St.Valentine’s Day is widely celebrated today with Ecards and gifts of roses and chocolates, often ordered on the internet. Within this content, love letters, sent by ordinary post, might seem old-fashioned and nostalgic. In 1916, however, love letters were perhaps one of the most important ways of expressing feelings to loved ones, especially those at a distance.
The Letters of 1916 project is bringing to life the written words, the last words, the unspoken words, and the forgotten words of ordinary people during this formative period in Irish history. Love letters are part of this picture too!
Letter from May Fay to James Finn,14 February 1916

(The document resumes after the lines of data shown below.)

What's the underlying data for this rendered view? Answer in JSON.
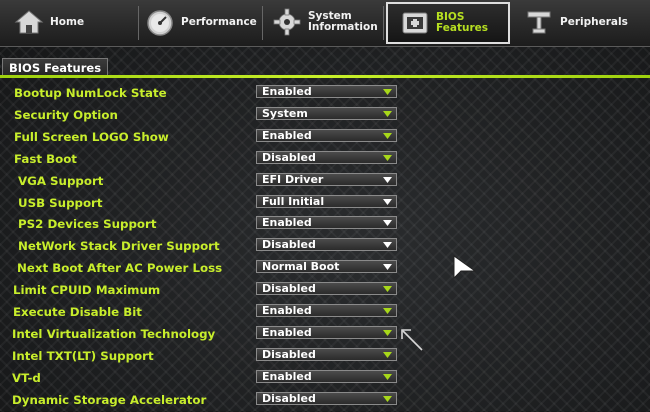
{
  "nav": {
    "tabs": [
      {
        "label": "Home",
        "icon": "home-icon",
        "active": false
      },
      {
        "label": "Performance",
        "icon": "speedometer-icon",
        "active": false
      },
      {
        "label": "System\nInformation",
        "icon": "gear-icon",
        "active": false
      },
      {
        "label": "BIOS\nFeatures",
        "icon": "bios-chip-icon",
        "active": true
      },
      {
        "label": "Peripherals",
        "icon": "peripherals-icon",
        "active": false
      }
    ]
  },
  "section_title": "BIOS Features",
  "colors": {
    "label": "#c8ee2c",
    "accent": "#b7e021",
    "arrow_green": "#a8d81a",
    "arrow_white": "#ffffff"
  },
  "settings": [
    {
      "label": "Bootup NumLock State",
      "value": "Enabled",
      "arrow": "green"
    },
    {
      "label": "Security Option",
      "value": "System",
      "arrow": "green"
    },
    {
      "label": "Full Screen LOGO Show",
      "value": "Enabled",
      "arrow": "green"
    },
    {
      "label": "Fast Boot",
      "value": "Disabled",
      "arrow": "green"
    },
    {
      "label": "VGA Support",
      "value": "EFI Driver",
      "arrow": "white"
    },
    {
      "label": "USB Support",
      "value": "Full Initial",
      "arrow": "white"
    },
    {
      "label": "PS2 Devices Support",
      "value": "Enabled",
      "arrow": "white"
    },
    {
      "label": "NetWork Stack Driver Support",
      "value": "Disabled",
      "arrow": "white"
    },
    {
      "label": "Next Boot After AC Power Loss",
      "value": "Normal Boot",
      "arrow": "white"
    },
    {
      "label": "Limit CPUID Maximum",
      "value": "Disabled",
      "arrow": "green"
    },
    {
      "label": "Execute Disable Bit",
      "value": "Enabled",
      "arrow": "green"
    },
    {
      "label": "Intel Virtualization Technology",
      "value": "Enabled",
      "arrow": "green"
    },
    {
      "label": "Intel TXT(LT) Support",
      "value": "Disabled",
      "arrow": "green"
    },
    {
      "label": "VT-d",
      "value": "Enabled",
      "arrow": "green"
    },
    {
      "label": "Dynamic Storage Accelerator",
      "value": "Disabled",
      "arrow": "green"
    }
  ]
}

Finn Family Collection
This is from a series of letters written between James Finn and his fiancée Mary (May) Fay. They became engaged in January 1916 and married in June. He lived in Dublin, she in Westmeath. At 39 years of age, he was 20 years her senior. He had become acquainted with her during his regular visits to his relative Mrs Mary Seery, her neighbour. Throughout the correspondence, their relationship develops from their first somewhat tentative letters.
Tessa Finn is one of the individual (as opposed to institutional) contributors to the Letters of 1916. She shared this collection of letters between her grandparents, which she describes as “a document of their love and their time.”
As Tessa writes: “These letters between James Finn and May Fay, most of them written in 1916, are part of my family’s inheritance, lovingly treasured by my grandmother, May. She had every reason to cling on to these reminders of the love of her life, my grandfather James Finn. They were married not quite six years when he died leaving her, twenty-five years old and seven months pregnant with their fourth child. They are a document of their love and their time.”
Click here to read and transcribe the Love Letters.